Frosty comes to town

Karen Reynolds
Contributing Writer

Yes, her name is Frosty and she’s not a snowman!

Frosty is a feisty, tiny female calliope hummingbird, weighing in at just 3.57 grams. This bird has never been seen in Indiana before. She has decided to make her home with Norma and Dave Jackson on O&M Street in North Vernon.

Normally, hummingbirds have flown south by November 15 each year, but, Frosty appears to be quite comfortable here in southeastern Indiana for an extended stay.

She has been stirring quite a bit of excitement among “birders” in the area. To date, she has had 115 visitors with that number growing every day. She actually has even had a visitor from as far away as Chicago!

According to Norma Jackson, Frosty has had a visit and a check-up from a bander, Tim Tolford from Liberty, Indiana. Tolford banded Frosty on December 27. He is one of only 100 banders in the United States and is state and federally licensed as a bander.

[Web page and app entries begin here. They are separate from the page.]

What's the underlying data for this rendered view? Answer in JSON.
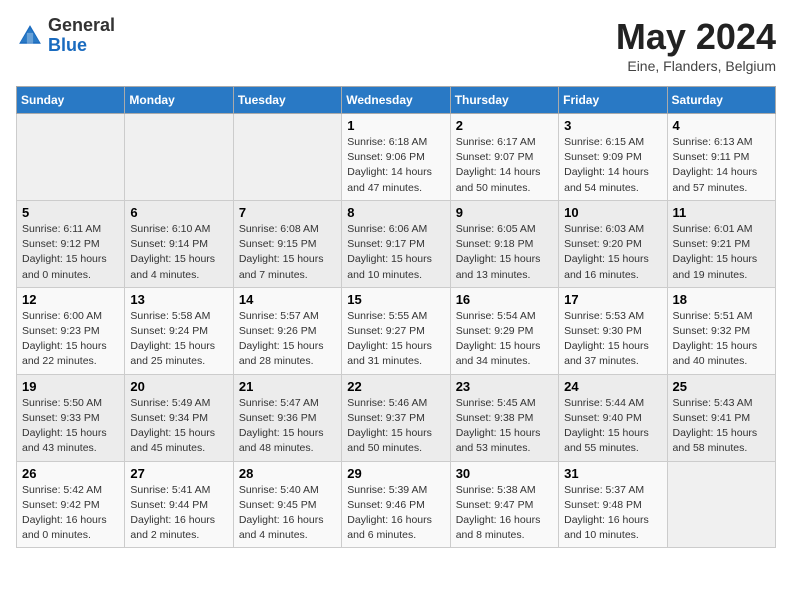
{
  "header": {
    "logo_general": "General",
    "logo_blue": "Blue",
    "main_title": "May 2024",
    "subtitle": "Eine, Flanders, Belgium"
  },
  "weekdays": [
    "Sunday",
    "Monday",
    "Tuesday",
    "Wednesday",
    "Thursday",
    "Friday",
    "Saturday"
  ],
  "rows": [
    [
      {
        "day": "",
        "empty": true
      },
      {
        "day": "",
        "empty": true
      },
      {
        "day": "",
        "empty": true
      },
      {
        "day": "1",
        "sunrise": "6:18 AM",
        "sunset": "9:06 PM",
        "daylight": "14 hours and 47 minutes."
      },
      {
        "day": "2",
        "sunrise": "6:17 AM",
        "sunset": "9:07 PM",
        "daylight": "14 hours and 50 minutes."
      },
      {
        "day": "3",
        "sunrise": "6:15 AM",
        "sunset": "9:09 PM",
        "daylight": "14 hours and 54 minutes."
      },
      {
        "day": "4",
        "sunrise": "6:13 AM",
        "sunset": "9:11 PM",
        "daylight": "14 hours and 57 minutes."
      }
    ],
    [
      {
        "day": "5",
        "sunrise": "6:11 AM",
        "sunset": "9:12 PM",
        "daylight": "15 hours and 0 minutes."
      },
      {
        "day": "6",
        "sunrise": "6:10 AM",
        "sunset": "9:14 PM",
        "daylight": "15 hours and 4 minutes."
      },
      {
        "day": "7",
        "sunrise": "6:08 AM",
        "sunset": "9:15 PM",
        "daylight": "15 hours and 7 minutes."
      },
      {
        "day": "8",
        "sunrise": "6:06 AM",
        "sunset": "9:17 PM",
        "daylight": "15 hours and 10 minutes."
      },
      {
        "day": "9",
        "sunrise": "6:05 AM",
        "sunset": "9:18 PM",
        "daylight": "15 hours and 13 minutes."
      },
      {
        "day": "10",
        "sunrise": "6:03 AM",
        "sunset": "9:20 PM",
        "daylight": "15 hours and 16 minutes."
      },
      {
        "day": "11",
        "sunrise": "6:01 AM",
        "sunset": "9:21 PM",
        "daylight": "15 hours and 19 minutes."
      }
    ],
    [
      {
        "day": "12",
        "sunrise": "6:00 AM",
        "sunset": "9:23 PM",
        "daylight": "15 hours and 22 minutes."
      },
      {
        "day": "13",
        "sunrise": "5:58 AM",
        "sunset": "9:24 PM",
        "daylight": "15 hours and 25 minutes."
      },
      {
        "day": "14",
        "sunrise": "5:57 AM",
        "sunset": "9:26 PM",
        "daylight": "15 hours and 28 minutes."
      },
      {
        "day": "15",
        "sunrise": "5:55 AM",
        "sunset": "9:27 PM",
        "daylight": "15 hours and 31 minutes."
      },
      {
        "day": "16",
        "sunrise": "5:54 AM",
        "sunset": "9:29 PM",
        "daylight": "15 hours and 34 minutes."
      },
      {
        "day": "17",
        "sunrise": "5:53 AM",
        "sunset": "9:30 PM",
        "daylight": "15 hours and 37 minutes."
      },
      {
        "day": "18",
        "sunrise": "5:51 AM",
        "sunset": "9:32 PM",
        "daylight": "15 hours and 40 minutes."
      }
    ],
    [
      {
        "day": "19",
        "sunrise": "5:50 AM",
        "sunset": "9:33 PM",
        "daylight": "15 hours and 43 minutes."
      },
      {
        "day": "20",
        "sunrise": "5:49 AM",
        "sunset": "9:34 PM",
        "daylight": "15 hours and 45 minutes."
      },
      {
        "day": "21",
        "sunrise": "5:47 AM",
        "sunset": "9:36 PM",
        "daylight": "15 hours and 48 minutes."
      },
      {
        "day": "22",
        "sunrise": "5:46 AM",
        "sunset": "9:37 PM",
        "daylight": "15 hours and 50 minutes."
      },
      {
        "day": "23",
        "sunrise": "5:45 AM",
        "sunset": "9:38 PM",
        "daylight": "15 hours and 53 minutes."
      },
      {
        "day": "24",
        "sunrise": "5:44 AM",
        "sunset": "9:40 PM",
        "daylight": "15 hours and 55 minutes."
      },
      {
        "day": "25",
        "sunrise": "5:43 AM",
        "sunset": "9:41 PM",
        "daylight": "15 hours and 58 minutes."
      }
    ],
    [
      {
        "day": "26",
        "sunrise": "5:42 AM",
        "sunset": "9:42 PM",
        "daylight": "16 hours and 0 minutes."
      },
      {
        "day": "27",
        "sunrise": "5:41 AM",
        "sunset": "9:44 PM",
        "daylight": "16 hours and 2 minutes."
      },
      {
        "day": "28",
        "sunrise": "5:40 AM",
        "sunset": "9:45 PM",
        "daylight": "16 hours and 4 minutes."
      },
      {
        "day": "29",
        "sunrise": "5:39 AM",
        "sunset": "9:46 PM",
        "daylight": "16 hours and 6 minutes."
      },
      {
        "day": "30",
        "sunrise": "5:38 AM",
        "sunset": "9:47 PM",
        "daylight": "16 hours and 8 minutes."
      },
      {
        "day": "31",
        "sunrise": "5:37 AM",
        "sunset": "9:48 PM",
        "daylight": "16 hours and 10 minutes."
      },
      {
        "day": "",
        "empty": true
      }
    ]
  ]
}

According to Norma, Tolford is really good at what he does. The Jacksons say they would “highly recommend him to anyone”. He caught Frosty in a small net, measured her wingspan and weighed her. Frosty did her part, too. She held incredibly still for this event, making not a peep until he was finished.

Tolford was able to definitely identify Frosty as a female hummingbird due to the white spots on her tail feathers. Norma said he worked “quickly and gently” with Frosty. The Jacksons were able to hold Frosty briefly and release her back to her world. Norma said she could feel Frosty’s heartbeat, which beat like “a little motor running”.

Norma said she and her husband are happy to share Frosty with others. Dan Gorney, president of the Amos W. Butler Audubon Society in Indianapolis, has been a frequent visitor to see Frosty. There is a fear that Frosty might freeze if the weather changes. According to Gorney, “She’ll know when to leave and will not freeze.”

Other visitors have come from the Muscatatuck Wildlife Refuge and Amy Wilms, president of the Indiana Audubon Society has made a visit. Ryan Sanderson, a photographer from Indianapolis, has taken many pictures of Frosty.

What makes Frosty’s stay in Indiana so remarkable is that she has been identified by Bob Sargent, member of the Hummer Bird Society from Clay, Alabama, as a calliope hummingbird. No one has ever seen a calliope in Indiana before. Up until this time, there have been five species of hummingbirds that have made their home in Indiana and Frosty now represents the sixth group.

According to bander Tim Tolford, the hummingbird species known as the calliope is the smallest breeding bird in North America with a life expectancy of 3-5 years. Frosty was probably born last summer. These birds typically weigh about the same as a penny. Calliope hummingbirds normally winter in Mexico and spend the summer months in the northwest United States and southwestern Canada. Frosty is a vagrant, meaning she has somehow gotten sidetracked during migration.

She was named Frosty by the Jacksons. The day they named it, she was sitting on the bird feeder and there was frost on the ground. They decided “Frosty” would be an appropriate name for the bird who is braving the cold weather to take up residence in Indiana.

The Jackson’s have come to think of Frosty as their pet, part of the family, who joined them to help celebrate the Christmas season. Norma said, “Frosty is God’s little gift to us, one of His precious creatures that we enjoy. We invite everyone to come visit Frosty and share the joy.” You might want to call the Jackson’s first at 812-346-7306 to see if Frosty is “about”.

Frosty usually hangs out in the Jackson’s backyard in the mornings. She even has a heated bird feeder that was provided by Dan Gorney.

Watching Frosty is a rare treat.

Pictured above, Frosty, the little hummingbird that has taken up residency in North Vernon, gets a drink from the feeder at the home of Norma and Dave Jackson on O&M Street.